Dataset rows describing interfaces:
###
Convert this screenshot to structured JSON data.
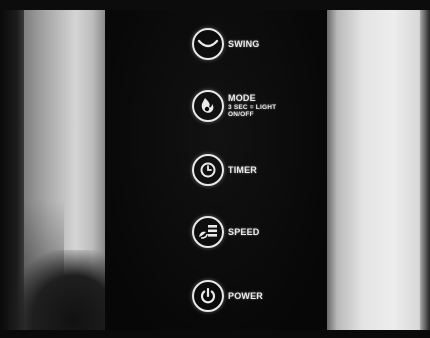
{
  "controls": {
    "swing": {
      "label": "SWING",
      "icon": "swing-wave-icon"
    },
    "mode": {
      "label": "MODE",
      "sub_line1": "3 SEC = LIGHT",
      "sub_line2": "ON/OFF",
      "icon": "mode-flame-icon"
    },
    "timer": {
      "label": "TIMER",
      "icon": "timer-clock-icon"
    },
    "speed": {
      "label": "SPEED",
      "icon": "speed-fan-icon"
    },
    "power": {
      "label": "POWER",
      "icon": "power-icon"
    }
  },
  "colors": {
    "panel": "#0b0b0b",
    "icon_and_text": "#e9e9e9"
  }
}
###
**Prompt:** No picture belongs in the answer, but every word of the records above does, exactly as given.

**Answer box:**
Convert this screenshot to structured JSON data.
{
  "controls": {
    "swing": {
      "label": "SWING",
      "icon": "swing-wave-icon"
    },
    "mode": {
      "label": "MODE",
      "sub_line1": "3 SEC = LIGHT",
      "sub_line2": "ON/OFF",
      "icon": "mode-flame-icon"
    },
    "timer": {
      "label": "TIMER",
      "icon": "timer-clock-icon"
    },
    "speed": {
      "label": "SPEED",
      "icon": "speed-fan-icon"
    },
    "power": {
      "label": "POWER",
      "icon": "power-icon"
    }
  },
  "colors": {
    "panel": "#0b0b0b",
    "icon_and_text": "#e9e9e9"
  }
}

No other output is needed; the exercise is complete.